With software eating the world, many marketers are deciding to enter startup organizations for the first time. CEOs, being told they need a brand, or to spend on paid acquisition or insert X marketing activity here, are trying to find marketing talent in a industry that has a dearth of it, so they’re happy to accept people from other industries or larger technology companies. Sounds like a win-win, right? Not exactly. The culture shock as a marketer from switching to a startup from almost any other type of company is hard to over-estimate. The switch chews up and spits out as many, if not more, people than it accepts. I’ll talk a bit why that happens and what marketers can do about it to be more successful.

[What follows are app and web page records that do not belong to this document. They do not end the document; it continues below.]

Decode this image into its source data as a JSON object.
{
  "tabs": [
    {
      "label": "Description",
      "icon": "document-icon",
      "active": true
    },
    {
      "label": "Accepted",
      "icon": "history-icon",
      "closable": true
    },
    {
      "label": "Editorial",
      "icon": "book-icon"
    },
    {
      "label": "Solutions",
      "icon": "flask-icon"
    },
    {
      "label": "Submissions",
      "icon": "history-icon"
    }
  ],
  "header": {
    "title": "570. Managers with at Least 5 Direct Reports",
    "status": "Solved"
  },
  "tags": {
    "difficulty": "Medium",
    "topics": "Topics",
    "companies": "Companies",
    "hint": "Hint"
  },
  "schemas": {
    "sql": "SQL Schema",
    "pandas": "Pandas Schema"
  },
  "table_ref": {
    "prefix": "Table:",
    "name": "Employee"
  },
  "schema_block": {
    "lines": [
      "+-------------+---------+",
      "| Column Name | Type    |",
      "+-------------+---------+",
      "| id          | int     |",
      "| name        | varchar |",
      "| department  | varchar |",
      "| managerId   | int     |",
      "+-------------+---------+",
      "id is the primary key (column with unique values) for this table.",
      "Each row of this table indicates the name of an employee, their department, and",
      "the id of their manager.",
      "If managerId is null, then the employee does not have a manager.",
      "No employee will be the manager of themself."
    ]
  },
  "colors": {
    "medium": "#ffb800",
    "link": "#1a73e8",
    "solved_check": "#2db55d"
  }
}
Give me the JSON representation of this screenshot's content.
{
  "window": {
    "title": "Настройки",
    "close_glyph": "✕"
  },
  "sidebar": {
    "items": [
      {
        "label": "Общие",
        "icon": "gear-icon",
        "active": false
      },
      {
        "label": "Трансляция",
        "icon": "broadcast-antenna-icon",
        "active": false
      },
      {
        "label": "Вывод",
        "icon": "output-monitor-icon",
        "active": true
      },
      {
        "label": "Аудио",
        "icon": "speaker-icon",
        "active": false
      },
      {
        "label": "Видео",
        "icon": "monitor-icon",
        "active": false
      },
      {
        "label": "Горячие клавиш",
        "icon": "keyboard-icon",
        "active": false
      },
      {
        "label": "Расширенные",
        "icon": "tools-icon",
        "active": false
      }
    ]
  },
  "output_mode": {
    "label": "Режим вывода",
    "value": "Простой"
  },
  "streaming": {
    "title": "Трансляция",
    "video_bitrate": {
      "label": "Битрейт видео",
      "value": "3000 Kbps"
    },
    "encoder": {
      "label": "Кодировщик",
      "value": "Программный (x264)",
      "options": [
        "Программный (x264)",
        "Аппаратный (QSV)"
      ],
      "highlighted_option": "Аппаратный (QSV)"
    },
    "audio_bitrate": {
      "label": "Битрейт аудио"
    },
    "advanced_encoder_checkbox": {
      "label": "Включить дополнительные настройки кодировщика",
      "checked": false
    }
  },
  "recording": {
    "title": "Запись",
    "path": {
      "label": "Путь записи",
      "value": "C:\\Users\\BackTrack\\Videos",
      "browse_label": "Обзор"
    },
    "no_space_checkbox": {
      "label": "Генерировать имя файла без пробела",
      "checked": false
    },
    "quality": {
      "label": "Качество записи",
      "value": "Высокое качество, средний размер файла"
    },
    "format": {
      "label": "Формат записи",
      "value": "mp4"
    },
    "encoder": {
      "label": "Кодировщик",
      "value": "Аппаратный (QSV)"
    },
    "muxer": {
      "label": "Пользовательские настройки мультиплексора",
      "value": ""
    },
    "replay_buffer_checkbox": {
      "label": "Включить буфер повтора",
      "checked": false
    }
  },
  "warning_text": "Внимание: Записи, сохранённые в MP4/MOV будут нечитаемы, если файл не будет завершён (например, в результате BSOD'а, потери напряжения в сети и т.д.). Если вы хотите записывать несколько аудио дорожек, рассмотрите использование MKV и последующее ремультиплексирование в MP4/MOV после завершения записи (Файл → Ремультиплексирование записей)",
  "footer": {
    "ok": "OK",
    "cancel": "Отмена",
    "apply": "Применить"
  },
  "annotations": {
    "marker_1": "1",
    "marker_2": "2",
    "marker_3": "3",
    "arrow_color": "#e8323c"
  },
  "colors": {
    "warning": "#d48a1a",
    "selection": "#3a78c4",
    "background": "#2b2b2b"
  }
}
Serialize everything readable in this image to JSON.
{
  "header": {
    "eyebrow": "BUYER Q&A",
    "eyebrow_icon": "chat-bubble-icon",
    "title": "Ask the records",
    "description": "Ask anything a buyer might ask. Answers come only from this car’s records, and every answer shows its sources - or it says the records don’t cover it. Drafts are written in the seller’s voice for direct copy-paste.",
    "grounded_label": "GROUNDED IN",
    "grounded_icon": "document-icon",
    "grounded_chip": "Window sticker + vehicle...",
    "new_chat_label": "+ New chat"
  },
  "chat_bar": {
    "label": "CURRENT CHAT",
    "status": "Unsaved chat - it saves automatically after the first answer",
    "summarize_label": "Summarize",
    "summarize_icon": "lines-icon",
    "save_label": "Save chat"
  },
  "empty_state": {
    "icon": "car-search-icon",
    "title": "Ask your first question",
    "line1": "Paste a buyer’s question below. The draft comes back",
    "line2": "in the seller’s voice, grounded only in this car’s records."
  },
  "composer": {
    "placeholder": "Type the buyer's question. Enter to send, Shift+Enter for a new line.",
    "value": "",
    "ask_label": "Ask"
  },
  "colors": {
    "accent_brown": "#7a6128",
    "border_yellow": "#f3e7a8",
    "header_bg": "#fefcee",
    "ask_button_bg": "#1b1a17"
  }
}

The first thing you need to accept is that marketing is not understood as a function at most startups, and therefore it is not respected. These are organizations that have gotten to where they are without marketing, have probably never read a definition of marketing, and whose connotation of marketing is the seediest of snake oil sellers you can imagine. Starting from a position of distrust in a new position in a new company is never a fantastic option, but it’s where almost all startup marketers start. And they are not prepared for it. I remember a meeting my first week at GrubHub where one of the co-founders suggested firing me (referring to me in the third person even though I was there) to the other co-founder and just growing organically. The following week, I proposed doing email marketing to retain users after their first purchase and was met with a flat out “no, that’s not a good use of time.”
No one tells you to expect these types of barriers before you join, and many marketers never get past it. Marketer’s first instinct typically is to rely on the best practices argument. “But, every other company does this.” I can say from myself and watching several other marketers try it that it’s pretty much a worthless argument. If it’s a best practice in marketing, but your company thinks marketing is bullshit, then your argument doesn’t hold water. So, if best practices won’t work, you need to find arguments that will.
In the past, I’ve recommended AB testing with people, and I still do. In this scenario, there is one strategy that is almost guaranteed to work, and that is relying on data. Entrepreneurs live and die by metrics, and with most startups being founded by engineers, they trust data above all else. So, marketers first need to think about how they can generate data on their activities. AB testing is generally the best way, even if it’s pretty crude. The other is to write out a clear strategy. If something is a best practice, it’s because it’s logical. Breaking down the logic in detail can be the right way to help those not familiar with your craft why something is the right course of action. I prefer to write clear “because A causes B, and B causes C, and we want C, we should do A” type papers, but feel free to adopt your own style. In the email marketing example, I started sending emails manually and built the campaign up to drive thousands of orders before I proposed a technical solution again. It was much clearer the value then, and the project was accepted. In the Pinterest case, one of our marketers just started sending emails without telling people, and it’s now a significant re-engagement channel for us.
One caveat: don’t manipulate data for your own gain. This is a mistake I see many marketers make. In the absence of data, you need to work to generate reliable data, not appropriate available data to try to explain your impact in a way that is forced. For example, when you see a lift in metrics, I’ve seen many marketers jump in to grab credit e.g. “That’s because of our Mother’s Day campaign on Facebook!” when the campaign was only seen by a couple hundred people and only had a dozen likes. This further deteriorates credibility, as startup employees see through it. Only claim credit when you’re confident and have the data to back up your claim.
Currently listening to 6613 by DJ Rashad.